### Task goal
Your reply should repeat all records verbatim and contain no images.
**** Input
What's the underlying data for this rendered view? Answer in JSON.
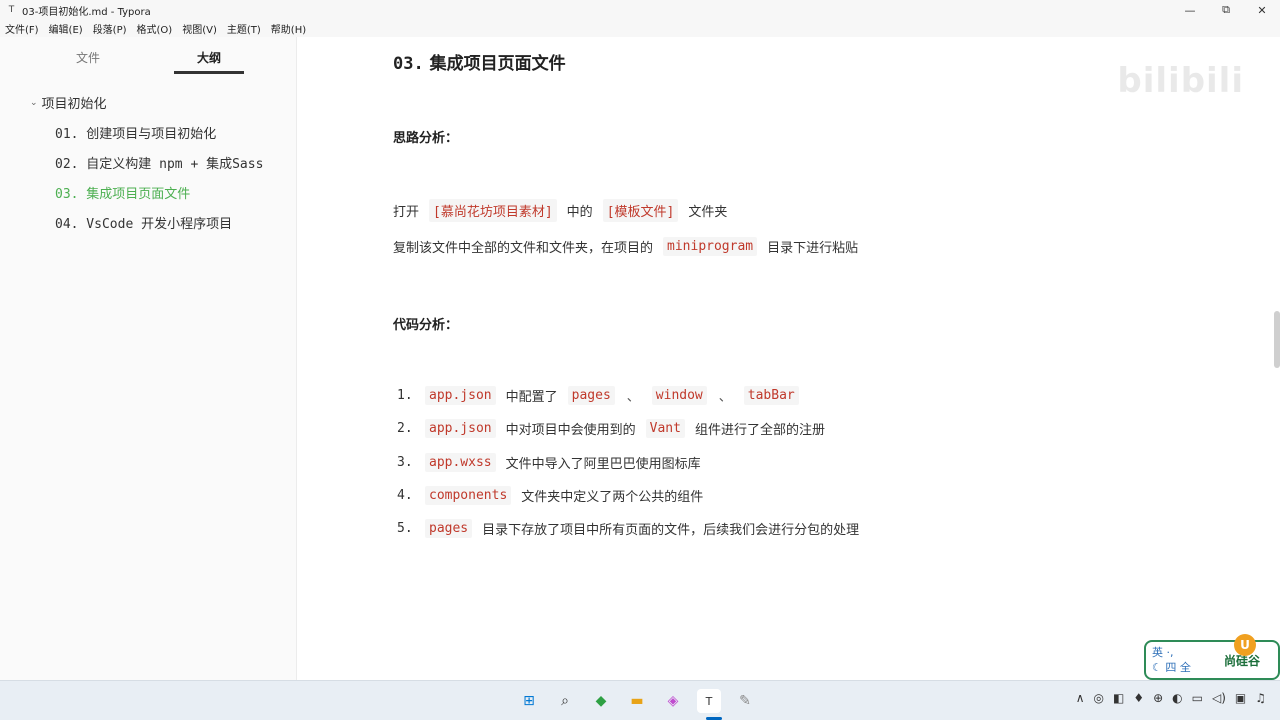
{
  "window": {
    "title": "03-项目初始化.md - Typora",
    "app_icon": "T",
    "minimize_label": "—",
    "restore_label": "⧉",
    "close_label": "✕"
  },
  "menu": [
    "文件(F)",
    "编辑(E)",
    "段落(P)",
    "格式(O)",
    "视图(V)",
    "主题(T)",
    "帮助(H)"
  ],
  "sidebar": {
    "tabs": [
      "文件",
      "大纲"
    ],
    "active_tab": "大纲",
    "outline_root": "项目初始化",
    "items": [
      {
        "label": "01. 创建项目与项目初始化",
        "active": false
      },
      {
        "label": "02. 自定义构建 npm + 集成Sass",
        "active": false
      },
      {
        "label": "03. 集成项目页面文件",
        "active": true
      },
      {
        "label": "04. VsCode 开发小程序项目",
        "active": false
      }
    ],
    "bottom_left": "<",
    "bottom_code": "</>"
  },
  "doc": {
    "h1_num": "03.",
    "h1_text": "集成项目页面文件",
    "section1": "思路分析：",
    "p1": {
      "t1": "打开",
      "c1": "[慕尚花坊项目素材]",
      "t2": "中的",
      "c2": "[模板文件]",
      "t3": "文件夹"
    },
    "p2": {
      "t1": "复制该文件中全部的文件和文件夹，在项目的",
      "c1": "miniprogram",
      "t2": "目录下进行粘贴"
    },
    "section2": "代码分析：",
    "list": [
      {
        "num": "1.",
        "c1": "app.json",
        "t1": "中配置了",
        "c2": "pages",
        "s1": "、",
        "c3": "window",
        "s2": "、",
        "c4": "tabBar"
      },
      {
        "num": "2.",
        "c1": "app.json",
        "t1": "中对项目中会使用到的",
        "c2": "Vant",
        "t2": "组件进行了全部的注册"
      },
      {
        "num": "3.",
        "c1": "app.wxss",
        "t1": "文件中导入了阿里巴巴使用图标库"
      },
      {
        "num": "4.",
        "c1": "components",
        "t1": "文件夹中定义了两个公共的组件"
      },
      {
        "num": "5.",
        "c1": "pages",
        "t1": "目录下存放了项目中所有页面的文件，后续我们会进行分包的处理"
      }
    ]
  },
  "watermark": {
    "bilibili": "bilibili"
  },
  "ime": {
    "line1": "英 ·,",
    "line2": "☾ 四 全",
    "brand": "尚硅谷",
    "badge": "U"
  },
  "taskbar": {
    "apps": [
      "⊞",
      "⌕",
      "◆",
      "▬",
      "◈",
      "T",
      "✎"
    ],
    "tray": [
      "∧",
      "◎",
      "◧",
      "♦",
      "⊕",
      "◐",
      "▭",
      "◁)",
      "▣",
      "♫"
    ]
  },
  "colors": {
    "accent": "#4caf50",
    "code": "#c0392b",
    "taskbar": "#e8eef4"
  }
}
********
### Response area
What's the underlying data for this rendered view? Answer in JSON.
{
  "window": {
    "title": "03-项目初始化.md - Typora",
    "app_icon": "T",
    "minimize_label": "—",
    "restore_label": "⧉",
    "close_label": "✕"
  },
  "menu": [
    "文件(F)",
    "编辑(E)",
    "段落(P)",
    "格式(O)",
    "视图(V)",
    "主题(T)",
    "帮助(H)"
  ],
  "sidebar": {
    "tabs": [
      "文件",
      "大纲"
    ],
    "active_tab": "大纲",
    "outline_root": "项目初始化",
    "items": [
      {
        "label": "01. 创建项目与项目初始化",
        "active": false
      },
      {
        "label": "02. 自定义构建 npm + 集成Sass",
        "active": false
      },
      {
        "label": "03. 集成项目页面文件",
        "active": true
      },
      {
        "label": "04. VsCode 开发小程序项目",
        "active": false
      }
    ],
    "bottom_left": "<",
    "bottom_code": "</>"
  },
  "doc": {
    "h1_num": "03.",
    "h1_text": "集成项目页面文件",
    "section1": "思路分析：",
    "p1": {
      "t1": "打开",
      "c1": "[慕尚花坊项目素材]",
      "t2": "中的",
      "c2": "[模板文件]",
      "t3": "文件夹"
    },
    "p2": {
      "t1": "复制该文件中全部的文件和文件夹，在项目的",
      "c1": "miniprogram",
      "t2": "目录下进行粘贴"
    },
    "section2": "代码分析：",
    "list": [
      {
        "num": "1.",
        "c1": "app.json",
        "t1": "中配置了",
        "c2": "pages",
        "s1": "、",
        "c3": "window",
        "s2": "、",
        "c4": "tabBar"
      },
      {
        "num": "2.",
        "c1": "app.json",
        "t1": "中对项目中会使用到的",
        "c2": "Vant",
        "t2": "组件进行了全部的注册"
      },
      {
        "num": "3.",
        "c1": "app.wxss",
        "t1": "文件中导入了阿里巴巴使用图标库"
      },
      {
        "num": "4.",
        "c1": "components",
        "t1": "文件夹中定义了两个公共的组件"
      },
      {
        "num": "5.",
        "c1": "pages",
        "t1": "目录下存放了项目中所有页面的文件，后续我们会进行分包的处理"
      }
    ]
  },
  "watermark": {
    "bilibili": "bilibili"
  },
  "ime": {
    "line1": "英 ·,",
    "line2": "☾ 四 全",
    "brand": "尚硅谷",
    "badge": "U"
  },
  "taskbar": {
    "apps": [
      "⊞",
      "⌕",
      "◆",
      "▬",
      "◈",
      "T",
      "✎"
    ],
    "tray": [
      "∧",
      "◎",
      "◧",
      "♦",
      "⊕",
      "◐",
      "▭",
      "◁)",
      "▣",
      "♫"
    ]
  },
  "colors": {
    "accent": "#4caf50",
    "code": "#c0392b",
    "taskbar": "#e8eef4"
  }
}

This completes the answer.